I am proud to announce iFixit Answers, a collaborative repair community of people helping people make devices work longer. We are launching the private beta today, but we will be inviting more people throughout the testing period. To get an invite, add your name to our list (we’ll be sending out invites to people on the list as we have room) or, if you want to be bumped to the front of the list, write a teardown!

The world has a problem with rapidly consuming devices and tossing them aside, ignoring long-term environmental impact. With your help, we are going to change that. I’m confident that we can change our culture of ephemeral ownership.

Removing the hard drive from the MacBook Pro Unibody 2009

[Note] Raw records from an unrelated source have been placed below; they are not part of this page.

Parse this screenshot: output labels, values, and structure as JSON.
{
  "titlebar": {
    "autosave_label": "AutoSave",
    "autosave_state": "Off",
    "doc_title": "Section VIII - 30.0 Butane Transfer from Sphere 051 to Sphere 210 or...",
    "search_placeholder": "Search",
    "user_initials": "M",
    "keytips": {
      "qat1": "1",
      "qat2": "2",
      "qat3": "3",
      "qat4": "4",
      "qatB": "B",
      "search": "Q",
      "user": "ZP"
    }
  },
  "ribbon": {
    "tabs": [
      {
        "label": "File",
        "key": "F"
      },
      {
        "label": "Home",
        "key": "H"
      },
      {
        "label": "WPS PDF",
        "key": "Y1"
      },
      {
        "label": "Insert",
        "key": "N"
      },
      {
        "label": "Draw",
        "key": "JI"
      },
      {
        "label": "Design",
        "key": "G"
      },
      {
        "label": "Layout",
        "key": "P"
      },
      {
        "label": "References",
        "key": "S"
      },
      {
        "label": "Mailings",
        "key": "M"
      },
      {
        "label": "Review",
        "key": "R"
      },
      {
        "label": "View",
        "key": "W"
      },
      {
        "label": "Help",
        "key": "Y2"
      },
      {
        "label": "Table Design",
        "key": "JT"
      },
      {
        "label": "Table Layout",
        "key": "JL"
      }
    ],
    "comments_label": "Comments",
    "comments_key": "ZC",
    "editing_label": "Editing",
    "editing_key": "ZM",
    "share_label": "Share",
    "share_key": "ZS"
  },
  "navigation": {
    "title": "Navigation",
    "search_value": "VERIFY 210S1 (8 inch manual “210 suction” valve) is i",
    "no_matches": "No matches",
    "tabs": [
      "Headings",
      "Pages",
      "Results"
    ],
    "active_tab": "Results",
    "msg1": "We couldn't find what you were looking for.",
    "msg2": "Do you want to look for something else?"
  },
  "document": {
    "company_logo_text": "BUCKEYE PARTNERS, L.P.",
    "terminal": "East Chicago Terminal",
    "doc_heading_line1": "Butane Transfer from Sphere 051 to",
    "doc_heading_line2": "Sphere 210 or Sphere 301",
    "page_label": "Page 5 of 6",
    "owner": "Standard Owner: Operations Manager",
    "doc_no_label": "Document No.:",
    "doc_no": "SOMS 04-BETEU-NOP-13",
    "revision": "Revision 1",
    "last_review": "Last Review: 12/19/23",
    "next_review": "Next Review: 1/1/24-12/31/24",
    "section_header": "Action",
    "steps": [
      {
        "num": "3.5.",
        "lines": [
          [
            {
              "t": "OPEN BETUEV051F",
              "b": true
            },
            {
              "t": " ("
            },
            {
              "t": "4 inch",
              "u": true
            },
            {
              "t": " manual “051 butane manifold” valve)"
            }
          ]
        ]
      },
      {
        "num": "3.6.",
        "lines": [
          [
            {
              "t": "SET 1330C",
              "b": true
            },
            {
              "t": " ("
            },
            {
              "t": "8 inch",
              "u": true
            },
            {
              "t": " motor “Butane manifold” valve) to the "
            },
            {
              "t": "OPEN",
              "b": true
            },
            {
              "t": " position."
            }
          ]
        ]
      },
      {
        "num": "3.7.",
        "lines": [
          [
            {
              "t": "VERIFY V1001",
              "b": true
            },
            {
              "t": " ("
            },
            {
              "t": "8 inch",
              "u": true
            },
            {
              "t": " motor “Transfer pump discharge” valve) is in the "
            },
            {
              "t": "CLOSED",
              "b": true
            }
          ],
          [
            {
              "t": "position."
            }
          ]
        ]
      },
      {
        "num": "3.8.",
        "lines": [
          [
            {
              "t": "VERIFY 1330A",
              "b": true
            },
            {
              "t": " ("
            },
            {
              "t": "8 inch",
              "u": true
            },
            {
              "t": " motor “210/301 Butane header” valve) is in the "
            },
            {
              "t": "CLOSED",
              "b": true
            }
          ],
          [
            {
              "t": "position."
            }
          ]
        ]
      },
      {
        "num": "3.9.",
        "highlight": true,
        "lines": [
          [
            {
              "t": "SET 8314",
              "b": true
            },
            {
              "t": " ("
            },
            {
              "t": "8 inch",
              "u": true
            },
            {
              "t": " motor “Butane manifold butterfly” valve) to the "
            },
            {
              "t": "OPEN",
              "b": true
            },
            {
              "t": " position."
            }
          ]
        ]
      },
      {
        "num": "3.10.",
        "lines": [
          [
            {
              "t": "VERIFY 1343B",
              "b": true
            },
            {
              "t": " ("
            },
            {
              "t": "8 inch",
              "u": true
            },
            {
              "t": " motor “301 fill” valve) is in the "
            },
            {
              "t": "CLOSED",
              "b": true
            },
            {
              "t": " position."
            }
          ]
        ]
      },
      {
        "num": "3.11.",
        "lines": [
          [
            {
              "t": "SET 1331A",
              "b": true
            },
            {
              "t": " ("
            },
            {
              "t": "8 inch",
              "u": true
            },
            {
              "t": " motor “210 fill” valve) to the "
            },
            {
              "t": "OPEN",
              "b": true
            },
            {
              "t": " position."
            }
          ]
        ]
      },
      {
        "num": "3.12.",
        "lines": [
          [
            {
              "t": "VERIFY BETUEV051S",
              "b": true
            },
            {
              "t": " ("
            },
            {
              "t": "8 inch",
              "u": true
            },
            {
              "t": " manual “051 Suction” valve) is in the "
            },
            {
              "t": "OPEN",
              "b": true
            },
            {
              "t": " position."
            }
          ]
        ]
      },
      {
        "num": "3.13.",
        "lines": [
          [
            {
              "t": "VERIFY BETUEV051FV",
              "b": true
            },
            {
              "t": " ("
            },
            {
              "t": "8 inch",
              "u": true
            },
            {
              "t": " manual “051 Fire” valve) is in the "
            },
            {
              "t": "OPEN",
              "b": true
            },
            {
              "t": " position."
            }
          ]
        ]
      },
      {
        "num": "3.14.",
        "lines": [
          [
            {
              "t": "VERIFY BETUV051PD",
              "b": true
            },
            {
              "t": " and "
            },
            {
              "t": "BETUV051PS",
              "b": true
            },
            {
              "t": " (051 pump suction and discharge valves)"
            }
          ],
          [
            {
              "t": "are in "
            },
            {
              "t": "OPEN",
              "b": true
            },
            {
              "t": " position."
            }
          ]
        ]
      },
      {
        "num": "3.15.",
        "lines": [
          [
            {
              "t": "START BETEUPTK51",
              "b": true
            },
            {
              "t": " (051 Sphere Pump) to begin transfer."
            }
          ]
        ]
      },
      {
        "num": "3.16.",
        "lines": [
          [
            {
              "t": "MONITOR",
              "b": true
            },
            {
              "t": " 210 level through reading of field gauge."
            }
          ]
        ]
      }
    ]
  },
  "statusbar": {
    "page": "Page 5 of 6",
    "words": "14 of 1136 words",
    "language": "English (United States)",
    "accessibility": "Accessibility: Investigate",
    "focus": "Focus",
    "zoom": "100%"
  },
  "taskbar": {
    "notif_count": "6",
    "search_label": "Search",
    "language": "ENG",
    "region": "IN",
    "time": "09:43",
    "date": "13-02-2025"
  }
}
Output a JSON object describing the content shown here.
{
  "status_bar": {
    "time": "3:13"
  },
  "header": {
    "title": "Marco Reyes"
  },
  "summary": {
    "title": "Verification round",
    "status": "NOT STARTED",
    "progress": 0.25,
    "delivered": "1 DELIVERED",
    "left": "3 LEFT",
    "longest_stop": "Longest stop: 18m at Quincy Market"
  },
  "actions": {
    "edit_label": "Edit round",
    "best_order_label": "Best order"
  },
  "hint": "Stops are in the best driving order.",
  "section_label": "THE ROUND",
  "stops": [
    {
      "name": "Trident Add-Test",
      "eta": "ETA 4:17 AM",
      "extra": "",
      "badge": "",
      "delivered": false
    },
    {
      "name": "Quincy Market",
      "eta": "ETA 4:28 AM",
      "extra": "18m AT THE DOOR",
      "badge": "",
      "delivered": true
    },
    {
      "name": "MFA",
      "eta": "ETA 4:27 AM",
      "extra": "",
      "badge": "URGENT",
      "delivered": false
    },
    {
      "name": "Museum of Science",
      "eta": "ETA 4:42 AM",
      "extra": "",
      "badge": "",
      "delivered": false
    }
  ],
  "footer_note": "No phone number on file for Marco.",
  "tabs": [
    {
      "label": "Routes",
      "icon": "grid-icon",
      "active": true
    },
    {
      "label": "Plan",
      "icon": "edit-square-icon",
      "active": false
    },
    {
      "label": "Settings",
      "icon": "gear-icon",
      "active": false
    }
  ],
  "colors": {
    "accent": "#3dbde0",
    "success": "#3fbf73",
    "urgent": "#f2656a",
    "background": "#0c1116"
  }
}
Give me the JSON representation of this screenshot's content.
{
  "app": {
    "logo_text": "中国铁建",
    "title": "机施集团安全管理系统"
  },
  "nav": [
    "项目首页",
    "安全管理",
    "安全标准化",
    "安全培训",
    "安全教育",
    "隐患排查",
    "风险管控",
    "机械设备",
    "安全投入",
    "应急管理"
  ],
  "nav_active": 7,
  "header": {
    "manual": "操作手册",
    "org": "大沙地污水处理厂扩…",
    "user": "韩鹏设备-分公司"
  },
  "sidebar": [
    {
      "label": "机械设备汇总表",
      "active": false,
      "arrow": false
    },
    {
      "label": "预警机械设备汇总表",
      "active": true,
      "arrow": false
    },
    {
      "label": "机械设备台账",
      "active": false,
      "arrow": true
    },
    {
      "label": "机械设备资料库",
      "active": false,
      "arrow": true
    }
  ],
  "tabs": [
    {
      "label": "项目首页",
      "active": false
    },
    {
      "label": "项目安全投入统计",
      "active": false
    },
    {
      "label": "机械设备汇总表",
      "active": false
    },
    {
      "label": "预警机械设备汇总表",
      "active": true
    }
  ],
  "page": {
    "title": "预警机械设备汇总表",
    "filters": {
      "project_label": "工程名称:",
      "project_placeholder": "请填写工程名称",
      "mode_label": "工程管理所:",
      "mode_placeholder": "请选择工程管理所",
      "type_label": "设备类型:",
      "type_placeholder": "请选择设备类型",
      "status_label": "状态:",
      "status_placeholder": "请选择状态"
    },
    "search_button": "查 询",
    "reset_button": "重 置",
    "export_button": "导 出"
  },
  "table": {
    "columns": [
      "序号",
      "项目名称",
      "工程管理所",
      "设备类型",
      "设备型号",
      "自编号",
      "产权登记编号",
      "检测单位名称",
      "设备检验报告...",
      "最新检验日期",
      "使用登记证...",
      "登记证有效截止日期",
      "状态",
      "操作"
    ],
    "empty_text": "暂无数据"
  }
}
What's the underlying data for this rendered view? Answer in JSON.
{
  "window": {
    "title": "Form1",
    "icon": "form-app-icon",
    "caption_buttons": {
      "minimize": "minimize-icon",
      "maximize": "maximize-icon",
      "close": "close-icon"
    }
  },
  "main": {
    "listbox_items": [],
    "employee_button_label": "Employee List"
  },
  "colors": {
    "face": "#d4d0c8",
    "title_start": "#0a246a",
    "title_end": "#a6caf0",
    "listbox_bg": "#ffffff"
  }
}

iFixit has helped hundreds of thousands of people fix Apple hardware. Just last month we shared our repair knowledge with over a million people in 175 different countries. Our internet-scale troubleshooting and repair documentation has made electronics repair accessible to people all over the world. In this new and exciting time, you can leverage your knowledge about hardware to make a difference not just to people next door, but to communities halfway around the world.

Answers is a natural progression from our successful forums. The community will have complete control over the content on Answers, and the system will be collaboratively managed by you, and other people like you. Every question and answer can be voted on by anyone and edited by members of the community.

As we were designing Answers, we had four guiding imperatives:

  1. It’s important that posts get more useful over time. It’s not uncommon for a traditional repair forum response to become the canonical source for an answer to a problem, only to get outdated and stagnant as technology changes.
  2. It’s important that we recognize expertise. It matters if the author of an answer is a professional technician, or has helped 200 people fix their problems.
  3. It’s important to make helping people fun. There’s a rush that comes from helping someone solve a tricky problem, being recognized by people for the research you put into a question before asking it, or testing your hardware diagnosis mettle against others.
  4. And most important, we need to close the feedback loop between the people answering questions and those asking them. Repairing things is uniquely tangible — when you use a solution proposed by someone, you know for a fact whether or not it worked. Finding out that the answer you gave someone actually fixed their problem is one of the greatest feelings in the world.